=== TASK GOAL ===
Using the records below, give the number of lines where the string "Refer" shows up. Add nothing to it.

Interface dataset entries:
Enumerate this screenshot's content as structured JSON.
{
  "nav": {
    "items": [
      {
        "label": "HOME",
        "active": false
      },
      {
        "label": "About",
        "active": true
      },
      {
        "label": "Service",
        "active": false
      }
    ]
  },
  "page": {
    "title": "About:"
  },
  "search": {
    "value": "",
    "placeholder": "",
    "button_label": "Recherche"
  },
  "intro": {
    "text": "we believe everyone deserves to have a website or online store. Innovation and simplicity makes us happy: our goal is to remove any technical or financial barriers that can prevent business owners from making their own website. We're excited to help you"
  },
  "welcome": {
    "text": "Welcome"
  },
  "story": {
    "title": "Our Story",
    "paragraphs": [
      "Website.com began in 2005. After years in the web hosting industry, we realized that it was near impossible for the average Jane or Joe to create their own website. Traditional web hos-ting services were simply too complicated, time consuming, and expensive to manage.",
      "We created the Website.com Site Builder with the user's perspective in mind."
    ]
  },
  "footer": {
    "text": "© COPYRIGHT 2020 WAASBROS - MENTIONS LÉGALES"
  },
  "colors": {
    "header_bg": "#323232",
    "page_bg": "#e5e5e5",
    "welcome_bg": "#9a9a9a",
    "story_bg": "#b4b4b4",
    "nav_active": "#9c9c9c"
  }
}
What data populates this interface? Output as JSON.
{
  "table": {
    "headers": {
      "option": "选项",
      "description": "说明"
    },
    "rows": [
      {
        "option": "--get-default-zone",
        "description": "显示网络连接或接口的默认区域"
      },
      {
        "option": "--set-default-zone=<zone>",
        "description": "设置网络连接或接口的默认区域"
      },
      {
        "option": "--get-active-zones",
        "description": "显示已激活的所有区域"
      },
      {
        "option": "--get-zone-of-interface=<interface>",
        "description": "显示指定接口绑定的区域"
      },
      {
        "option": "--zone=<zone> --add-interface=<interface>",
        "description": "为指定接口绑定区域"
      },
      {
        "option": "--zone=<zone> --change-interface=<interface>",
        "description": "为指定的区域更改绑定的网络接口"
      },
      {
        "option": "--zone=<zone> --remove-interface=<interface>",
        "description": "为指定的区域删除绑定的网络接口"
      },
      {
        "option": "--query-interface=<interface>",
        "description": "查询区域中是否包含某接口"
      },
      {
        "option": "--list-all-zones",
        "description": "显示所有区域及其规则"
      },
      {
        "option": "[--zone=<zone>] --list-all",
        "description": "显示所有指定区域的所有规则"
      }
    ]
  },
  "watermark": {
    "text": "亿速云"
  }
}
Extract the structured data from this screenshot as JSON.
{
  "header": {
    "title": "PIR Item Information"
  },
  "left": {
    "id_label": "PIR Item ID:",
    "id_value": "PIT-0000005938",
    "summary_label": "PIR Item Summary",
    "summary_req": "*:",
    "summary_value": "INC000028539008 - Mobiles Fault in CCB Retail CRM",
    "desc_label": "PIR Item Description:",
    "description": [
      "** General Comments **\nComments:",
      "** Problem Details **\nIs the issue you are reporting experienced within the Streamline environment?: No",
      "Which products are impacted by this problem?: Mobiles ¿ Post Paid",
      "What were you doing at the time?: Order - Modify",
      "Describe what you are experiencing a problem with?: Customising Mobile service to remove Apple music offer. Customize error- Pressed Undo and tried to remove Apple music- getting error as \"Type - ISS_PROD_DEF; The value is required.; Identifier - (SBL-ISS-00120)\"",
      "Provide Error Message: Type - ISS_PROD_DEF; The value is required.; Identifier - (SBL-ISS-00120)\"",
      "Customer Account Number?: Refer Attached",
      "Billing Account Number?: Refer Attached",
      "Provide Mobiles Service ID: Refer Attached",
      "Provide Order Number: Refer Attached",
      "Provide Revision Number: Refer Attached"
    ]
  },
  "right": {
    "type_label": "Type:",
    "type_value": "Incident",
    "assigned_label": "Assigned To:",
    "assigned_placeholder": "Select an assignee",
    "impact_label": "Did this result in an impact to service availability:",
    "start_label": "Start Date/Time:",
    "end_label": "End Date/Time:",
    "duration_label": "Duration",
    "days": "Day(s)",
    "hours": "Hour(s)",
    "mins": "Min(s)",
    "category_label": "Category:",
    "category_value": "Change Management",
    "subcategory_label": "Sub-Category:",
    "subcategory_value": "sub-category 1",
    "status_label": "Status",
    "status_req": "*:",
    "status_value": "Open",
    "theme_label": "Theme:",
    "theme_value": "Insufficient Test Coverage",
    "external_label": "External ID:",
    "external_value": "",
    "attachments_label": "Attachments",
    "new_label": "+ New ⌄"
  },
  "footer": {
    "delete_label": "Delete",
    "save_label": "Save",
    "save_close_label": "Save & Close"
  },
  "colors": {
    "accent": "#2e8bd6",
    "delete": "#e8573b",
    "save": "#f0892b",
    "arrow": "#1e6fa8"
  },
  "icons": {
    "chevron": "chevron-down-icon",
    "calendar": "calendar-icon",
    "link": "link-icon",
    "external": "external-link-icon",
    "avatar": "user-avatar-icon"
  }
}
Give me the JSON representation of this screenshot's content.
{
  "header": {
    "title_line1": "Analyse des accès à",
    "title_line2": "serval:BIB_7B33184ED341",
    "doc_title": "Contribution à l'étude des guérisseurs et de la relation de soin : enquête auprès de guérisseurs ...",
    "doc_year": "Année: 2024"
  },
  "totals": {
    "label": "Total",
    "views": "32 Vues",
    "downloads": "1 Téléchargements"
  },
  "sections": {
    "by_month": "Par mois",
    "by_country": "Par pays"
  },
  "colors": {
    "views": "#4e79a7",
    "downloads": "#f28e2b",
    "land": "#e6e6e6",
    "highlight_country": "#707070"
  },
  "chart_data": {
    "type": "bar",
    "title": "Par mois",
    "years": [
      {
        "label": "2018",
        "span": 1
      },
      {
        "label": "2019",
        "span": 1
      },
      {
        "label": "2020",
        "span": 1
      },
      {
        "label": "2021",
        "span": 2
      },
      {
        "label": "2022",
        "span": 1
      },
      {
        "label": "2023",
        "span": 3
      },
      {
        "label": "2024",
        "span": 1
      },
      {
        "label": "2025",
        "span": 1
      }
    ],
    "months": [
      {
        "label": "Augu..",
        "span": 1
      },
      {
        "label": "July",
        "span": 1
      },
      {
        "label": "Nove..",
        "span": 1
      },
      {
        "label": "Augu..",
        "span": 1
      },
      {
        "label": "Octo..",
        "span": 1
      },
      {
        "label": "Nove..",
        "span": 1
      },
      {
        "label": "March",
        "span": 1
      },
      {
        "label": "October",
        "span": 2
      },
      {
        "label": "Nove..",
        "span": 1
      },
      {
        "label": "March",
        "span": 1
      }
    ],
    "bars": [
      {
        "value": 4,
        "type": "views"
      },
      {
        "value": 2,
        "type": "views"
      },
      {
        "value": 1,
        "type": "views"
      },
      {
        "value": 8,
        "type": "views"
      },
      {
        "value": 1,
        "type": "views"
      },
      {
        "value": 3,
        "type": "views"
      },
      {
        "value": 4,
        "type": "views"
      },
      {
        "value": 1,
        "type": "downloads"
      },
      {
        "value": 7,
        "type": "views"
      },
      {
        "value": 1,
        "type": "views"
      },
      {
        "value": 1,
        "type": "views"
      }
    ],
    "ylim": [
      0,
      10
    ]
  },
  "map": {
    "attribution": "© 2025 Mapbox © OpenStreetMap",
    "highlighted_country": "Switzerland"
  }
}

=== ANSWER AREA ===
5